**Listed records**
★ ★ ★ ★ ★ ★ ★
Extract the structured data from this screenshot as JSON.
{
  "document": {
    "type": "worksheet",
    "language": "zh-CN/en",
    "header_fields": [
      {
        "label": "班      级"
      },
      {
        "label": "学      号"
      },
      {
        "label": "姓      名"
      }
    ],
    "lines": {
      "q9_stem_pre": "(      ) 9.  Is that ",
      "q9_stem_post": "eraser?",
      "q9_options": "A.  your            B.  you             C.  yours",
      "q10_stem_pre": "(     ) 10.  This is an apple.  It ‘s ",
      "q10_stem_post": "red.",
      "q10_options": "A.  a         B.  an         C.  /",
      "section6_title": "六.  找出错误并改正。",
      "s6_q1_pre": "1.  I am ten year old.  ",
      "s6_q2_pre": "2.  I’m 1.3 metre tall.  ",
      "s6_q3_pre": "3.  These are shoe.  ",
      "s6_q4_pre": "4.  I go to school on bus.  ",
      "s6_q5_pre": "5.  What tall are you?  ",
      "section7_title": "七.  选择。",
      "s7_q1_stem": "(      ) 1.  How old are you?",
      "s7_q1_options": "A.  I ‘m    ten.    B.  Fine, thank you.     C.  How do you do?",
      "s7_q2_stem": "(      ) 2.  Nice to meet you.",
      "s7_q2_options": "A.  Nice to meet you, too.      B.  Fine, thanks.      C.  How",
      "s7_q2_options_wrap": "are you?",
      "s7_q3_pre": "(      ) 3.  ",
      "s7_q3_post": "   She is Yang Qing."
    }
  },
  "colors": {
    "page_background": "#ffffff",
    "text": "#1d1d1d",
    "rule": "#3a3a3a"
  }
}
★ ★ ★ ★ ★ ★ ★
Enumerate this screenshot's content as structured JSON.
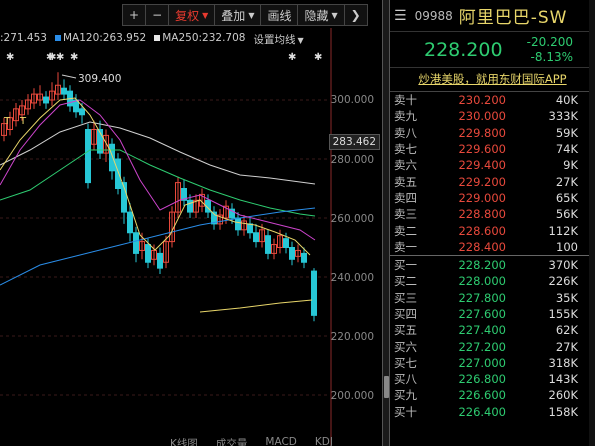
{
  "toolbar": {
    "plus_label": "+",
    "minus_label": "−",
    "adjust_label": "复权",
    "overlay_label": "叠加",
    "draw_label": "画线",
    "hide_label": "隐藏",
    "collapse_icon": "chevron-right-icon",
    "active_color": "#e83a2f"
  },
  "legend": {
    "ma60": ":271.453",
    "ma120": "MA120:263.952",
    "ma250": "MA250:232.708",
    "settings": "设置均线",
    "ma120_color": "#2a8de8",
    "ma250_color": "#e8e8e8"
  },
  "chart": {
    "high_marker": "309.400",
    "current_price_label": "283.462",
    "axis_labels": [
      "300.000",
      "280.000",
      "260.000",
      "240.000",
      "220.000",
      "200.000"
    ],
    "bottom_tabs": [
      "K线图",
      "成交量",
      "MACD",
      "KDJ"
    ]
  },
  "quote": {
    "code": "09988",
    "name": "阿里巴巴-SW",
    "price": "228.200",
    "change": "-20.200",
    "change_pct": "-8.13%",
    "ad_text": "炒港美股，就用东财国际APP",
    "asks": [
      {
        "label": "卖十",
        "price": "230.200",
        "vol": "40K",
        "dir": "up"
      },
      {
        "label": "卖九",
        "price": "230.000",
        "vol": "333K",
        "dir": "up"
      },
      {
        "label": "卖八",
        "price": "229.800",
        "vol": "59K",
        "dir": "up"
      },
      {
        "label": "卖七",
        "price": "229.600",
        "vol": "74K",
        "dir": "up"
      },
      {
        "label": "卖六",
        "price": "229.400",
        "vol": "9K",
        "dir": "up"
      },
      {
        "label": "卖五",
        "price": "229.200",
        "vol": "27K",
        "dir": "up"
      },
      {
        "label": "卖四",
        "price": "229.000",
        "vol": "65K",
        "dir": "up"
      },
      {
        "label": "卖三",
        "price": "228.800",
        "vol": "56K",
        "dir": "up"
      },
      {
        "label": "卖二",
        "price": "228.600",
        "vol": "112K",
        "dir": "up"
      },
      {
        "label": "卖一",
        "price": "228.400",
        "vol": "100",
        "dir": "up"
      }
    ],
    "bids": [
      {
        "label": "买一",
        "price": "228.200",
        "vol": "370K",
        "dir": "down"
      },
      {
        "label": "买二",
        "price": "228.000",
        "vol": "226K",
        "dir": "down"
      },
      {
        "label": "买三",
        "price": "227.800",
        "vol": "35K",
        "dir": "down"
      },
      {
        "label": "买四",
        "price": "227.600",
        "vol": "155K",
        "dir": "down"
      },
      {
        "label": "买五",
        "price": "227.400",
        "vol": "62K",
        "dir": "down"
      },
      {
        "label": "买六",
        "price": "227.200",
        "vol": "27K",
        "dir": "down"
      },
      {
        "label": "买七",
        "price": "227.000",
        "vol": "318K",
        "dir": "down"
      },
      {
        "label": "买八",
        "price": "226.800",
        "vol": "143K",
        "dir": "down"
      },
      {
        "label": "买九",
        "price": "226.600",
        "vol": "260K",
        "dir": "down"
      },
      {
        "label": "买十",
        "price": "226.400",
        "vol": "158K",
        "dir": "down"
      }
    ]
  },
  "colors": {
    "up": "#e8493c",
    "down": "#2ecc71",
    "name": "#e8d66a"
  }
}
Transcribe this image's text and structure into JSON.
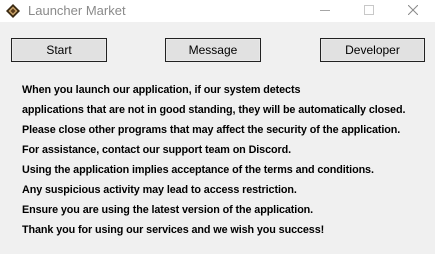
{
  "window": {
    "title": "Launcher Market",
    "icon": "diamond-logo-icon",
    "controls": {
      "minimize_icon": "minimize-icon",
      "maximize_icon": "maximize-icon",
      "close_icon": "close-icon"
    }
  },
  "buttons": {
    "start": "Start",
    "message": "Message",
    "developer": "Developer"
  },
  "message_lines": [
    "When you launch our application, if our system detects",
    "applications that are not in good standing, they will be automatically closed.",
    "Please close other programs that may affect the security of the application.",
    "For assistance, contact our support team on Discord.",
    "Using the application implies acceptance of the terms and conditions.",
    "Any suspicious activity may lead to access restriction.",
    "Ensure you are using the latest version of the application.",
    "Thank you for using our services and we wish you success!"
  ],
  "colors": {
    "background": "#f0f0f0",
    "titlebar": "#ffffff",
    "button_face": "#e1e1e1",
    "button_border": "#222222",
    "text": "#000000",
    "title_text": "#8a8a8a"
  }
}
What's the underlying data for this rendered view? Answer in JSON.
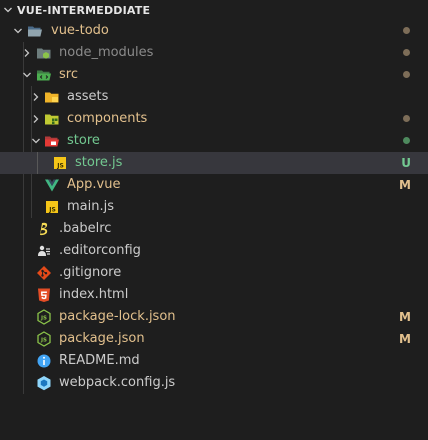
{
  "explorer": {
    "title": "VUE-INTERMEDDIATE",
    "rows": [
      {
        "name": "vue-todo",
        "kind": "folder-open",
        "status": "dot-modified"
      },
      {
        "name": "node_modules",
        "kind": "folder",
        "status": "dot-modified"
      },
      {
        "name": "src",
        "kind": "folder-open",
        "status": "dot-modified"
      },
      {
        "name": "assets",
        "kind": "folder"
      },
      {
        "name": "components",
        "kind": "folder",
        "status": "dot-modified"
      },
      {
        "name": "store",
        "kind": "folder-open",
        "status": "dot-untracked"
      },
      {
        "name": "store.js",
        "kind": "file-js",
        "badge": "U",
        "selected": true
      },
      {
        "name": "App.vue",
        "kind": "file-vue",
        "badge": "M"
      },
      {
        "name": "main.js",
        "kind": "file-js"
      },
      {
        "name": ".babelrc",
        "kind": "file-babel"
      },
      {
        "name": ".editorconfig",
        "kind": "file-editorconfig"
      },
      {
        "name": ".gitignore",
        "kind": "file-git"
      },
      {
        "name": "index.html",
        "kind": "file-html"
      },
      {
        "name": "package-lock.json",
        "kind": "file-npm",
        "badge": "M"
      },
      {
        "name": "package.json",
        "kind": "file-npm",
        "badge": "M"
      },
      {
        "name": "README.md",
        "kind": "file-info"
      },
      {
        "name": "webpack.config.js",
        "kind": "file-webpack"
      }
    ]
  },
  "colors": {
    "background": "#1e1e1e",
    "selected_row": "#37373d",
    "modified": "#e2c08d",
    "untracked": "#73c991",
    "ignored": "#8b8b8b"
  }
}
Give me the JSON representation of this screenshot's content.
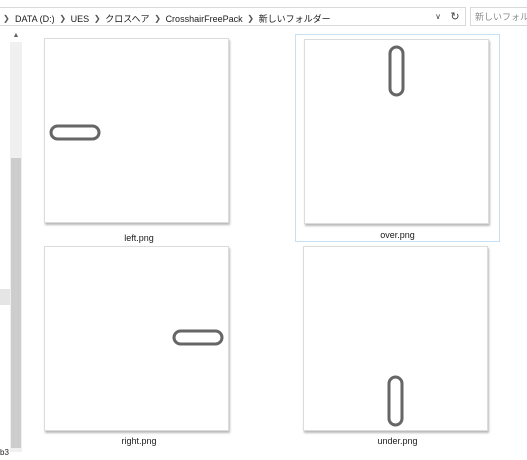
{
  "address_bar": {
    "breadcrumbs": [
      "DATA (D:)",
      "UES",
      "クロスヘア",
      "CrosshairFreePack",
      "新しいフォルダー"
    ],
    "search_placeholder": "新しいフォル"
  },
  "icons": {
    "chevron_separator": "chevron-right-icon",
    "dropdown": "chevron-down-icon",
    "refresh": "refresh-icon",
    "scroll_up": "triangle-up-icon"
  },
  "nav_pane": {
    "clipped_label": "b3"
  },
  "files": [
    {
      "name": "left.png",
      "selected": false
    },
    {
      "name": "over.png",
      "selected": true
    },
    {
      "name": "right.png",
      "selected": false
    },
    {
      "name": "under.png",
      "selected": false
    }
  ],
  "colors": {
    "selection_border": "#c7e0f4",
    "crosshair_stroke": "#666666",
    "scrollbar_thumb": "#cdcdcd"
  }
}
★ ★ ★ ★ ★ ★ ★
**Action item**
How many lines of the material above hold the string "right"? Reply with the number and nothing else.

**Completed exercise**
3